List all lines of the data that include the string "kahvenin".

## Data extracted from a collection
========
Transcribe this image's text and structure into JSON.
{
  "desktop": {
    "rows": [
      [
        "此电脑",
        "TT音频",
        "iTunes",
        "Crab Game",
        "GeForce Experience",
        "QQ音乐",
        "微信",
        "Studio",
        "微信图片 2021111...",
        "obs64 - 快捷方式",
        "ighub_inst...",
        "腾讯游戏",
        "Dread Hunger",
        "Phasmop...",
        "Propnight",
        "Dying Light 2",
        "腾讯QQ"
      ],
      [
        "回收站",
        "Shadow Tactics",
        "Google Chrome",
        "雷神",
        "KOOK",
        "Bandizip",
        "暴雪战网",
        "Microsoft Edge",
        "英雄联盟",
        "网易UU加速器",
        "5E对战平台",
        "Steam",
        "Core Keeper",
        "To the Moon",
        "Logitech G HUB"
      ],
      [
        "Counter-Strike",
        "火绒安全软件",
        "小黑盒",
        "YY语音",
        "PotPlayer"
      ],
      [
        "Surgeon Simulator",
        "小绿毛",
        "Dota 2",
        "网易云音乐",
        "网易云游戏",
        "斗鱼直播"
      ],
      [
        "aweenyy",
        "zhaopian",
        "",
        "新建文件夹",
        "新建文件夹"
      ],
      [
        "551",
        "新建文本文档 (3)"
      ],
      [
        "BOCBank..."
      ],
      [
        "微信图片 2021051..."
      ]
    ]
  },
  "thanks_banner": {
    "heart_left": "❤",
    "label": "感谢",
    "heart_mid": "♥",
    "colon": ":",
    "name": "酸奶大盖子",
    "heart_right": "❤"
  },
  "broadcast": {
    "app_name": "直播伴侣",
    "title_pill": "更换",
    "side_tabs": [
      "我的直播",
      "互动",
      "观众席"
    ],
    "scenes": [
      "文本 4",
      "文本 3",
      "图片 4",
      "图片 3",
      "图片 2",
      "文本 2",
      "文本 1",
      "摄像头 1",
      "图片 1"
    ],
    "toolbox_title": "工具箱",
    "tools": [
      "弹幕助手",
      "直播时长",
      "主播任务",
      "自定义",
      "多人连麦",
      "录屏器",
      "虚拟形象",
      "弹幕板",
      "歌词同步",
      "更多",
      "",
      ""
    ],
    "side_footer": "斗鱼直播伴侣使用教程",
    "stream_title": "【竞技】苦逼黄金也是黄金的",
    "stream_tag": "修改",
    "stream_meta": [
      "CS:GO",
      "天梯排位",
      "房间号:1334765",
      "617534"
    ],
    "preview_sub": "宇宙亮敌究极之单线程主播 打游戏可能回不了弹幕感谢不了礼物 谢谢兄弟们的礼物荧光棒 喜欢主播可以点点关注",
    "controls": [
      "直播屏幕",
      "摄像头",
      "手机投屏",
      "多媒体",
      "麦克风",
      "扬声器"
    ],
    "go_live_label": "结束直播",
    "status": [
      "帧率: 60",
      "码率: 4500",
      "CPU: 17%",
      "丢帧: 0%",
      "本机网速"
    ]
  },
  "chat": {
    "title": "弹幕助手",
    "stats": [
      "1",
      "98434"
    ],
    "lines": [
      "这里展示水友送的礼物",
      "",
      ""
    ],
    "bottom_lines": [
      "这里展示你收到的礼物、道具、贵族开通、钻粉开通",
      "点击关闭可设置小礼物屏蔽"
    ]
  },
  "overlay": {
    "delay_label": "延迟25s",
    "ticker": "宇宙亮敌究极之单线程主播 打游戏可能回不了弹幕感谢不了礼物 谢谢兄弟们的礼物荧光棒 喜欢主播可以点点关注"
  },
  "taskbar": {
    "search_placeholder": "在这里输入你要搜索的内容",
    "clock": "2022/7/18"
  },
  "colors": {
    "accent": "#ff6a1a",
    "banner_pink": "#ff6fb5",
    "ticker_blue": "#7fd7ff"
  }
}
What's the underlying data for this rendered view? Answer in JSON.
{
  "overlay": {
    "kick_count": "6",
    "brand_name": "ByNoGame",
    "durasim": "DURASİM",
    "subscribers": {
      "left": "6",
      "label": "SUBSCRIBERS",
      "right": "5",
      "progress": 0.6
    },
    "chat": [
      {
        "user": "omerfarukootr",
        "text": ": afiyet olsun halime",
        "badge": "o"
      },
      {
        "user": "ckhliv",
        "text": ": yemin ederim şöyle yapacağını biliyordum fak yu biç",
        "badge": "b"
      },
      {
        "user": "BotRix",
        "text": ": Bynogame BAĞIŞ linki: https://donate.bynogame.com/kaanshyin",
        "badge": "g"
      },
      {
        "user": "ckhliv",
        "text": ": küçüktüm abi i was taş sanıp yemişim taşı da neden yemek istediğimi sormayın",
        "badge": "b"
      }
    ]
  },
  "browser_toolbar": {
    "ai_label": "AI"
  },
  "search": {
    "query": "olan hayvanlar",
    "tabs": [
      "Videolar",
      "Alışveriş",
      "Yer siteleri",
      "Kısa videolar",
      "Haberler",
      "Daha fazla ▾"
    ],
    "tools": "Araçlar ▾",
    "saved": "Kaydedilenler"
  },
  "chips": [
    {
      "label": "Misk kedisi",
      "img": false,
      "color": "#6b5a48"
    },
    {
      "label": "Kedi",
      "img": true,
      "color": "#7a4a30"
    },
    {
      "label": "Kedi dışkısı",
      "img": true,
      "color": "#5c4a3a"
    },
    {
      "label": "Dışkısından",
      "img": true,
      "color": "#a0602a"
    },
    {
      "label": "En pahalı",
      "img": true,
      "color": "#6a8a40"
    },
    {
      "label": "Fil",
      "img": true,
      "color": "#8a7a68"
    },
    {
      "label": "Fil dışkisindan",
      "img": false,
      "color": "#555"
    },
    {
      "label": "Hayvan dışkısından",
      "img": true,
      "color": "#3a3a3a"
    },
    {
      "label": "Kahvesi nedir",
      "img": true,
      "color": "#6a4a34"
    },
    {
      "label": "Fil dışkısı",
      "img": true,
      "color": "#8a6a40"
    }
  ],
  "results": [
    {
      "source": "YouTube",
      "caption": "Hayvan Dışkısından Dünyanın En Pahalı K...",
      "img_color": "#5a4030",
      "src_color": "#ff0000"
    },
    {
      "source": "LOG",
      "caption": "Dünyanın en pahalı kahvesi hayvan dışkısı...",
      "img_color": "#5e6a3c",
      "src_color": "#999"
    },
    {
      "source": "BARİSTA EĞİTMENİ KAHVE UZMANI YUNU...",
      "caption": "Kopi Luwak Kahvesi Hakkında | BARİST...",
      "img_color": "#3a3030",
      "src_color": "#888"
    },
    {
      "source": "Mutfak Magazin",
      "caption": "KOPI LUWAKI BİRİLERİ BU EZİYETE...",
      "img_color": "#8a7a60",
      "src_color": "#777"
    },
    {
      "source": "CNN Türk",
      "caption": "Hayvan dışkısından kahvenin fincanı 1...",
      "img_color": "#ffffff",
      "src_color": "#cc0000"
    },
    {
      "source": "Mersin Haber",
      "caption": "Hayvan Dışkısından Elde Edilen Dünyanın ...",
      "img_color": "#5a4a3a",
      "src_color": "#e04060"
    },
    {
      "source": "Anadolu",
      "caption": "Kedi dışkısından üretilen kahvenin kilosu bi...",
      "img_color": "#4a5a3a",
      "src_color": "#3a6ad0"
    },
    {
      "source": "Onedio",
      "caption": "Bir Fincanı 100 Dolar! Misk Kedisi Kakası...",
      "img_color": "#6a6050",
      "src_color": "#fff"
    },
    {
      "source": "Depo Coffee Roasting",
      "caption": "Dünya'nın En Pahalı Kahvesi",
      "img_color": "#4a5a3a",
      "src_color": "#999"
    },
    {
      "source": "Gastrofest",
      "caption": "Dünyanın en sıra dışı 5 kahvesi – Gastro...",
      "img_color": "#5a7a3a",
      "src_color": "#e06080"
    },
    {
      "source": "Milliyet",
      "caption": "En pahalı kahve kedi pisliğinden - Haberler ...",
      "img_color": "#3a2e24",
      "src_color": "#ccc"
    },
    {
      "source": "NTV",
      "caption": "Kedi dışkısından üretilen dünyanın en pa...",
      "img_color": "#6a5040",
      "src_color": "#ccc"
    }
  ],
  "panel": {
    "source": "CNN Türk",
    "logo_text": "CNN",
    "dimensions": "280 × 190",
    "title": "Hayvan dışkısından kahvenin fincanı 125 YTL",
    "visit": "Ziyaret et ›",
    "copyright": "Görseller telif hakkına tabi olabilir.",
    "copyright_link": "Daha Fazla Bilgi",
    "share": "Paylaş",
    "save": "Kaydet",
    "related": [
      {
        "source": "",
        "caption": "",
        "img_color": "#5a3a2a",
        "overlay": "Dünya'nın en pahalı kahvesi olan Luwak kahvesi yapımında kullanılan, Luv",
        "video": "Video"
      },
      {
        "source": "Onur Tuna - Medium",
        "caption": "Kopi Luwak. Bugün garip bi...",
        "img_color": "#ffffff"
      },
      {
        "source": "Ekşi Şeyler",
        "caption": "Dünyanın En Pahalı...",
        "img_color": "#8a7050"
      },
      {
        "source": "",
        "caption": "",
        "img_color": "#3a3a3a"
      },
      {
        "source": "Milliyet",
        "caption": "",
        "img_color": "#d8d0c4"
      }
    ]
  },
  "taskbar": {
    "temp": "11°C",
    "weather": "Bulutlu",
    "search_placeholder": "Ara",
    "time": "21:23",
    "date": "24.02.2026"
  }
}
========
## TASK SOLUTION
      "caption": "Hayvan dışkısından kahvenin fincanı 1...",
      "caption": "Kedi dışkısından üretilen kahvenin kilosu bi...",
    "title": "Hayvan dışkısından kahvenin fincanı 125 YTL",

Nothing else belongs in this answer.